Four months after he was threatened with “detention” and then forced to endure a disciplinary process that put his and his family’s livelihoods at risk, Isaac Rosenbloom is again able to pursue advanced training as a paramedic at Mississippi’s Hinds Community College (HCC). HCC has finally reversed his punishment for swearing a single time outside of class. Rosenbloom, who supports his wife and two young children as an emergency medical technician, was barred from one of his classes and denied financial aid before FIRE was able to get his case resolved.
Rosenbloom’s ordeal began on March 29, 2010, when professor Barbara Pyle and a few students stayed after class to discuss the students’ grades. At one point, in the doorway of the room, Rosenbloom said to a fellow student that his grade was “going to f— up my entire GPA.”
According to Rosenbloom’s account in a recording of his April 6 hearing, Pyle began to yell and told him that his language was unacceptable and that she was giving him “detention.” Rosenbloom replied, accurately, that detention was not a punishment at HCC. Pyle then told him that she was sending him to the dean. She submitted a disciplinary complaint against Rosenbloom, stating that “this language was not to be tolerated [and] he could not say that under any circumstances [including in] the presence of the other students.”
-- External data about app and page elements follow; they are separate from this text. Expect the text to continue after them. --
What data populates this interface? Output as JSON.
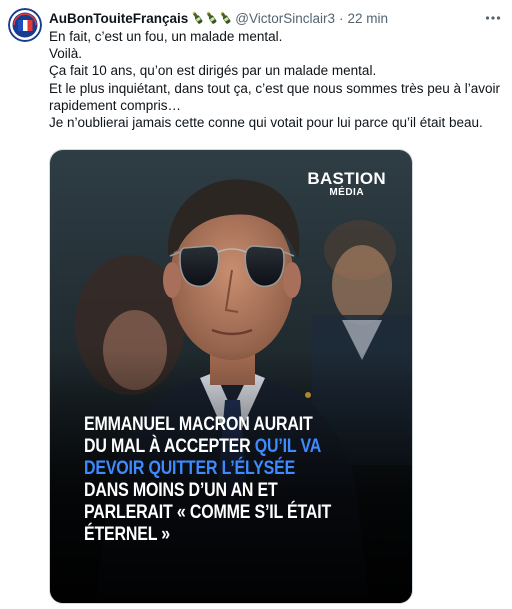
{
  "tweet": {
    "display_name": "AuBonTouiteFrançais",
    "handle": "@VictorSinclair3",
    "separator": "·",
    "time": "22 min",
    "more_icon": "more-horizontal-icon",
    "avatar_badge_text": [
      "MADE IN",
      "FRANCE"
    ],
    "name_emojis": [
      "champagne-bottle-icon",
      "champagne-bottle-icon",
      "champagne-bottle-icon"
    ],
    "lines": [
      "En fait, c’est un fou, un malade mental.",
      "Voilà.",
      "Ça fait 10 ans, qu’on est dirigés par un malade mental.",
      "Et le plus inquiétant, dans tout ça, c’est que nous sommes très peu à l’avoir rapidement compris…",
      "Je n’oublierai jamais cette conne qui votait pour lui parce qu’il était beau."
    ]
  },
  "media": {
    "logo_line1": "BASTION",
    "logo_line2": "MÉDIA",
    "headline_part1": "Emmanuel Macron aurait du mal à accepter ",
    "headline_highlight": "qu’il va devoir quitter l’Élysée",
    "headline_part2": " dans moins d’un an et parlerait « comme s’il était éternel »",
    "colors": {
      "highlight": "#3d8bff",
      "text": "#ffffff"
    }
  },
  "colors": {
    "primary_text": "#0f1419",
    "secondary_text": "#536471",
    "border": "#cfd9de"
  }
}
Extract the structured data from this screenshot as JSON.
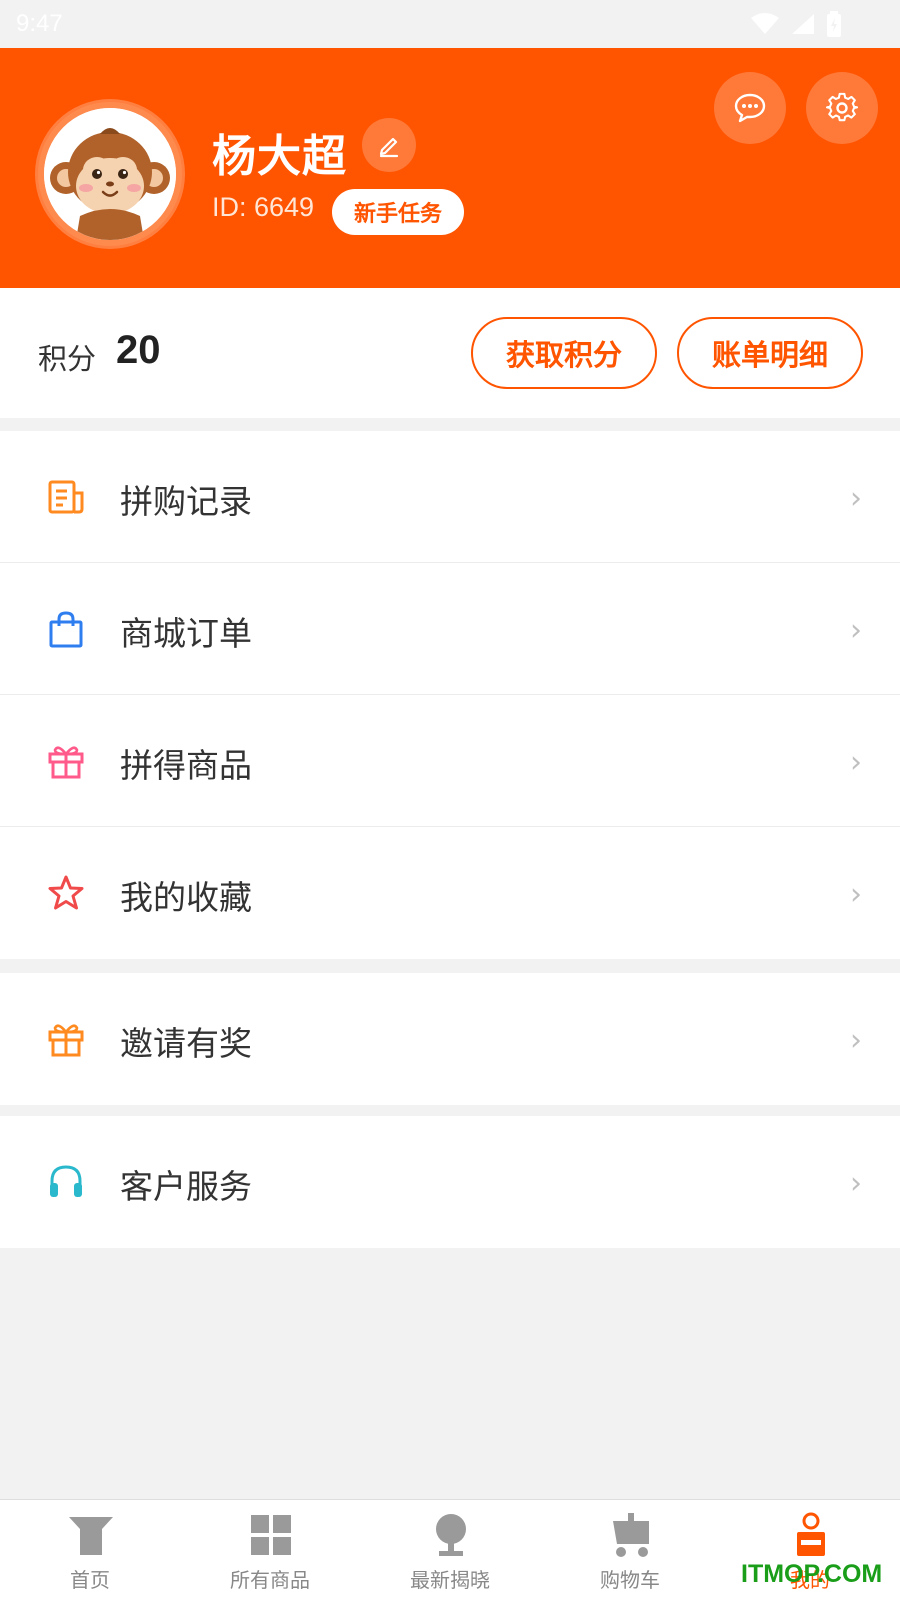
{
  "status_bar": {
    "time": "9:47"
  },
  "profile": {
    "name": "杨大超",
    "id_text": "ID: 6649",
    "task_button": "新手任务"
  },
  "points": {
    "label": "积分",
    "value": "20",
    "get_button": "获取积分",
    "bill_button": "账单明细"
  },
  "menu": {
    "group1": [
      {
        "label": "拼购记录",
        "icon": "document-icon",
        "color": "#ff8a1f"
      },
      {
        "label": "商城订单",
        "icon": "shopping-bag-icon",
        "color": "#2f7ef0"
      },
      {
        "label": "拼得商品",
        "icon": "gift-icon",
        "color": "#ff5a8a"
      },
      {
        "label": "我的收藏",
        "icon": "star-icon",
        "color": "#f04a4a"
      }
    ],
    "group2": [
      {
        "label": "邀请有奖",
        "icon": "gift-icon",
        "color": "#ff8a1f"
      }
    ],
    "group3": [
      {
        "label": "客户服务",
        "icon": "headset-icon",
        "color": "#2ab8cc"
      }
    ],
    "chevron": "›"
  },
  "tabs": [
    {
      "label": "首页",
      "icon": "home-icon"
    },
    {
      "label": "所有商品",
      "icon": "grid-icon"
    },
    {
      "label": "最新揭晓",
      "icon": "trophy-icon"
    },
    {
      "label": "购物车",
      "icon": "cart-icon"
    },
    {
      "label": "我的",
      "icon": "person-icon",
      "active": true
    }
  ],
  "watermark": "ITMOP.COM",
  "colors": {
    "brand": "#ff5400",
    "tab_inactive": "#888888"
  }
}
HCC found Rosenbloom guilty of “flagrant disrespect” and issued him twelve demerits—just three short of suspension. He also was involuntarily withdrawn from Pyle’s course, and a copy of the decision was placed in Rosenbloom’s student file. As a result, Rosenbloom lost his Pell grant, effectively ending his academic and professional career. Rosenbloom unsuccessfully appealed the decision twice.
FIRE wrote HCC President Clyde Muse on April 27, pointing out not only that HCC’s policy is unconstitutional but also that it was applied unconstitutionally to punish Rosenbloom for his protected speech outside of class. In contravention of the First Amendment, HCC bans “public profanity, cursing and vulgarity,” assessing a fine of $25 for the first offense, $50 plus ten to fifteen demerits for the second offense, and suspension for the third offense.
After Muse failed to respond to FIRE, FIRE obtained the assistance of attorneys Robert B. McDuff and Sibyl Byrd, who took up Rosenbloom’s case and secured a settlement in his favor. HCC has removed the finding and demerits from Rosenbloom’s record and has restored his financial aid. McDuff is a civil rights and criminal defense attorney practicing in Jackson.
Will Creeley notes in today’s press release that “Hinds Community College isn’t some Victorian finishing school—it’s a public institution bound by the First Amendment.” Even after doing right by Rosenbloom in the face of possible litigation, however, HCC’s speech code remains stuck in the days of Oscar Wilde and Charles Dickens and in defiance of the First Amendment. It is only a matter of time before another student will be unjustly punished and HCC won’t be able to head off an embarrassing court battle—one that will be much costlier than the $25 it collects from violators of its prohibition against “vulgarity.” Will HCC learn its lesson in time?
FIRE is heartened that Rosenbloom now can continue his training and earn a better life for himself and his family. We will be watching Hinds Community College and urging it to reform its unconstitutional policy.